# [Records supplied]
◇ ◇ ◇

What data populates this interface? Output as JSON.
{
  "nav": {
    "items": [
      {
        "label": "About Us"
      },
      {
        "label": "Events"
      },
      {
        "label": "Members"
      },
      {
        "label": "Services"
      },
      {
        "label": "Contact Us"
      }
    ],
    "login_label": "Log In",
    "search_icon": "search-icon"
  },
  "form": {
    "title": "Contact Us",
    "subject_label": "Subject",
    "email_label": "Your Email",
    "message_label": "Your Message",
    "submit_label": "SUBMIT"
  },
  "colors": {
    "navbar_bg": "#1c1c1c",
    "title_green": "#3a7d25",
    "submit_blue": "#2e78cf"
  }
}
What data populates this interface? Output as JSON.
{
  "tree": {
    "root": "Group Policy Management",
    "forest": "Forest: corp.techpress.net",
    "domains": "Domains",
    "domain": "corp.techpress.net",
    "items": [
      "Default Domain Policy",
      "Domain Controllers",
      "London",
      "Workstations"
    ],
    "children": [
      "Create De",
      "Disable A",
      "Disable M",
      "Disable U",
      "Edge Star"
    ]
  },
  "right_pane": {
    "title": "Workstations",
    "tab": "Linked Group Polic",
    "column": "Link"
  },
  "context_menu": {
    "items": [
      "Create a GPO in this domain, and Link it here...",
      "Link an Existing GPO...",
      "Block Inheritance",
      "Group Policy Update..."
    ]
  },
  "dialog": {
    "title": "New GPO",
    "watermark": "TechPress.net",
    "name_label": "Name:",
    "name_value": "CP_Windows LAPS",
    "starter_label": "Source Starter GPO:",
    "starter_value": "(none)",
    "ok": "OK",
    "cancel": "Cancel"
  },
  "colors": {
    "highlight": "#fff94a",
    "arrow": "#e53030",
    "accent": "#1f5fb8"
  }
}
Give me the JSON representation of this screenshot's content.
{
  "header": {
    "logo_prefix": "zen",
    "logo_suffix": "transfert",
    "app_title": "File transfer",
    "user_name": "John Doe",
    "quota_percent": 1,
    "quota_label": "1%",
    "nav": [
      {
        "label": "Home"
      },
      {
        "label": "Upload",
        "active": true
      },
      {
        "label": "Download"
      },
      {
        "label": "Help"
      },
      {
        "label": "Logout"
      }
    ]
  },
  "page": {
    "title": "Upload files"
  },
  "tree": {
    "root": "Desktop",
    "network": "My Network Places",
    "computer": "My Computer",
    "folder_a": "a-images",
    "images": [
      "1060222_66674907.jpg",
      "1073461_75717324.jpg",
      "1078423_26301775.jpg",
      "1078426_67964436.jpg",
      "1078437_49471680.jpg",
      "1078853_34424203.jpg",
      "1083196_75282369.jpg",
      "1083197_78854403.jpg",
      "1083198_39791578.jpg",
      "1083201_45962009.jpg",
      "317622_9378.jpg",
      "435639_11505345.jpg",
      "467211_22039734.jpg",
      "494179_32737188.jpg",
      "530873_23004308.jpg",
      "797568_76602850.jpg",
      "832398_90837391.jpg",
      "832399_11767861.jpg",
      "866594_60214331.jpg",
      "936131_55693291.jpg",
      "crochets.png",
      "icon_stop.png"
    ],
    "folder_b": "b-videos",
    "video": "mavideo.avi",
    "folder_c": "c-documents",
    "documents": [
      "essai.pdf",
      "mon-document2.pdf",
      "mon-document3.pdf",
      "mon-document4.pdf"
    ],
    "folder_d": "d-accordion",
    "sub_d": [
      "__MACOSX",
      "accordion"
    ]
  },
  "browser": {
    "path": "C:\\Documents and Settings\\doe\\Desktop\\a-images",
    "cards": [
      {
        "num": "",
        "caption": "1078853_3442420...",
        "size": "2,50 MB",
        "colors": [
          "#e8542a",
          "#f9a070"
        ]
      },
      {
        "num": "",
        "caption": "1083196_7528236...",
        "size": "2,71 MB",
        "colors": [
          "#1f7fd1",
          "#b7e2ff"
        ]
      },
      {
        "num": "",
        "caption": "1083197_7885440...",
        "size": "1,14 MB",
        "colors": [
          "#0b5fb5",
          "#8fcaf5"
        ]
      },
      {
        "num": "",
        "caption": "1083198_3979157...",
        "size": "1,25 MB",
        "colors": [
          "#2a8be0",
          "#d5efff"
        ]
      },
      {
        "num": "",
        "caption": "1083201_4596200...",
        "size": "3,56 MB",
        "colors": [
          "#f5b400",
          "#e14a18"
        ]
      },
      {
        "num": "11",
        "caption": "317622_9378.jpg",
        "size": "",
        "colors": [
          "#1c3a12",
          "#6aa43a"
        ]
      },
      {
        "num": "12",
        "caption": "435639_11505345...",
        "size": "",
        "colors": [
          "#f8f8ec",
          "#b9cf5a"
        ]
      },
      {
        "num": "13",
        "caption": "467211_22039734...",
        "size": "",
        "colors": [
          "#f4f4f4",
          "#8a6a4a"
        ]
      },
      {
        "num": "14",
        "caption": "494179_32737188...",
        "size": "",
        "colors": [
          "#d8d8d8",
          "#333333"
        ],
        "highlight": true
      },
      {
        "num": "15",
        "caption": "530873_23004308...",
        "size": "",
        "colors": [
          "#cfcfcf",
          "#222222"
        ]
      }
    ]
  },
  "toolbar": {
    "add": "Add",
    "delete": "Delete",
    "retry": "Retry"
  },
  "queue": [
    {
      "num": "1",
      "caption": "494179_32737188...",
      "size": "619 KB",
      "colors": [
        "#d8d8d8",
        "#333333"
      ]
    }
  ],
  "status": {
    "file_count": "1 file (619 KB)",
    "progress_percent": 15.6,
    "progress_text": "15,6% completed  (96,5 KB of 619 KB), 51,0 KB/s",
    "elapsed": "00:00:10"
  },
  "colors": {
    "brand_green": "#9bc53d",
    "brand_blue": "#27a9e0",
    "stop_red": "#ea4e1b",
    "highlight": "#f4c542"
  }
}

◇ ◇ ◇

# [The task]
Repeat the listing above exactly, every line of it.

# [Written solution]
What data populates this interface? Output as JSON.
{
  "nav": {
    "items": [
      {
        "label": "About Us"
      },
      {
        "label": "Events"
      },
      {
        "label": "Members"
      },
      {
        "label": "Services"
      },
      {
        "label": "Contact Us"
      }
    ],
    "login_label": "Log In",
    "search_icon": "search-icon"
  },
  "form": {
    "title": "Contact Us",
    "subject_label": "Subject",
    "email_label": "Your Email",
    "message_label": "Your Message",
    "submit_label": "SUBMIT"
  },
  "colors": {
    "navbar_bg": "#1c1c1c",
    "title_green": "#3a7d25",
    "submit_blue": "#2e78cf"
  }
}
What data populates this interface? Output as JSON.
{
  "tree": {
    "root": "Group Policy Management",
    "forest": "Forest: corp.techpress.net",
    "domains": "Domains",
    "domain": "corp.techpress.net",
    "items": [
      "Default Domain Policy",
      "Domain Controllers",
      "London",
      "Workstations"
    ],
    "children": [
      "Create De",
      "Disable A",
      "Disable M",
      "Disable U",
      "Edge Star"
    ]
  },
  "right_pane": {
    "title": "Workstations",
    "tab": "Linked Group Polic",
    "column": "Link"
  },
  "context_menu": {
    "items": [
      "Create a GPO in this domain, and Link it here...",
      "Link an Existing GPO...",
      "Block Inheritance",
      "Group Policy Update..."
    ]
  },
  "dialog": {
    "title": "New GPO",
    "watermark": "TechPress.net",
    "name_label": "Name:",
    "name_value": "CP_Windows LAPS",
    "starter_label": "Source Starter GPO:",
    "starter_value": "(none)",
    "ok": "OK",
    "cancel": "Cancel"
  },
  "colors": {
    "highlight": "#fff94a",
    "arrow": "#e53030",
    "accent": "#1f5fb8"
  }
}
Give me the JSON representation of this screenshot's content.
{
  "header": {
    "logo_prefix": "zen",
    "logo_suffix": "transfert",
    "app_title": "File transfer",
    "user_name": "John Doe",
    "quota_percent": 1,
    "quota_label": "1%",
    "nav": [
      {
        "label": "Home"
      },
      {
        "label": "Upload",
        "active": true
      },
      {
        "label": "Download"
      },
      {
        "label": "Help"
      },
      {
        "label": "Logout"
      }
    ]
  },
  "page": {
    "title": "Upload files"
  },
  "tree": {
    "root": "Desktop",
    "network": "My Network Places",
    "computer": "My Computer",
    "folder_a": "a-images",
    "images": [
      "1060222_66674907.jpg",
      "1073461_75717324.jpg",
      "1078423_26301775.jpg",
      "1078426_67964436.jpg",
      "1078437_49471680.jpg",
      "1078853_34424203.jpg",
      "1083196_75282369.jpg",
      "1083197_78854403.jpg",
      "1083198_39791578.jpg",
      "1083201_45962009.jpg",
      "317622_9378.jpg",
      "435639_11505345.jpg",
      "467211_22039734.jpg",
      "494179_32737188.jpg",
      "530873_23004308.jpg",
      "797568_76602850.jpg",
      "832398_90837391.jpg",
      "832399_11767861.jpg",
      "866594_60214331.jpg",
      "936131_55693291.jpg",
      "crochets.png",
      "icon_stop.png"
    ],
    "folder_b": "b-videos",
    "video": "mavideo.avi",
    "folder_c": "c-documents",
    "documents": [
      "essai.pdf",
      "mon-document2.pdf",
      "mon-document3.pdf",
      "mon-document4.pdf"
    ],
    "folder_d": "d-accordion",
    "sub_d": [
      "__MACOSX",
      "accordion"
    ]
  },
  "browser": {
    "path": "C:\\Documents and Settings\\doe\\Desktop\\a-images",
    "cards": [
      {
        "num": "",
        "caption": "1078853_3442420...",
        "size": "2,50 MB",
        "colors": [
          "#e8542a",
          "#f9a070"
        ]
      },
      {
        "num": "",
        "caption": "1083196_7528236...",
        "size": "2,71 MB",
        "colors": [
          "#1f7fd1",
          "#b7e2ff"
        ]
      },
      {
        "num": "",
        "caption": "1083197_7885440...",
        "size": "1,14 MB",
        "colors": [
          "#0b5fb5",
          "#8fcaf5"
        ]
      },
      {
        "num": "",
        "caption": "1083198_3979157...",
        "size": "1,25 MB",
        "colors": [
          "#2a8be0",
          "#d5efff"
        ]
      },
      {
        "num": "",
        "caption": "1083201_4596200...",
        "size": "3,56 MB",
        "colors": [
          "#f5b400",
          "#e14a18"
        ]
      },
      {
        "num": "11",
        "caption": "317622_9378.jpg",
        "size": "",
        "colors": [
          "#1c3a12",
          "#6aa43a"
        ]
      },
      {
        "num": "12",
        "caption": "435639_11505345...",
        "size": "",
        "colors": [
          "#f8f8ec",
          "#b9cf5a"
        ]
      },
      {
        "num": "13",
        "caption": "467211_22039734...",
        "size": "",
        "colors": [
          "#f4f4f4",
          "#8a6a4a"
        ]
      },
      {
        "num": "14",
        "caption": "494179_32737188...",
        "size": "",
        "colors": [
          "#d8d8d8",
          "#333333"
        ],
        "highlight": true
      },
      {
        "num": "15",
        "caption": "530873_23004308...",
        "size": "",
        "colors": [
          "#cfcfcf",
          "#222222"
        ]
      }
    ]
  },
  "toolbar": {
    "add": "Add",
    "delete": "Delete",
    "retry": "Retry"
  },
  "queue": [
    {
      "num": "1",
      "caption": "494179_32737188...",
      "size": "619 KB",
      "colors": [
        "#d8d8d8",
        "#333333"
      ]
    }
  ],
  "status": {
    "file_count": "1 file (619 KB)",
    "progress_percent": 15.6,
    "progress_text": "15,6% completed  (96,5 KB of 619 KB), 51,0 KB/s",
    "elapsed": "00:00:10"
  },
  "colors": {
    "brand_green": "#9bc53d",
    "brand_blue": "#27a9e0",
    "stop_red": "#ea4e1b",
    "highlight": "#f4c542"
  }
}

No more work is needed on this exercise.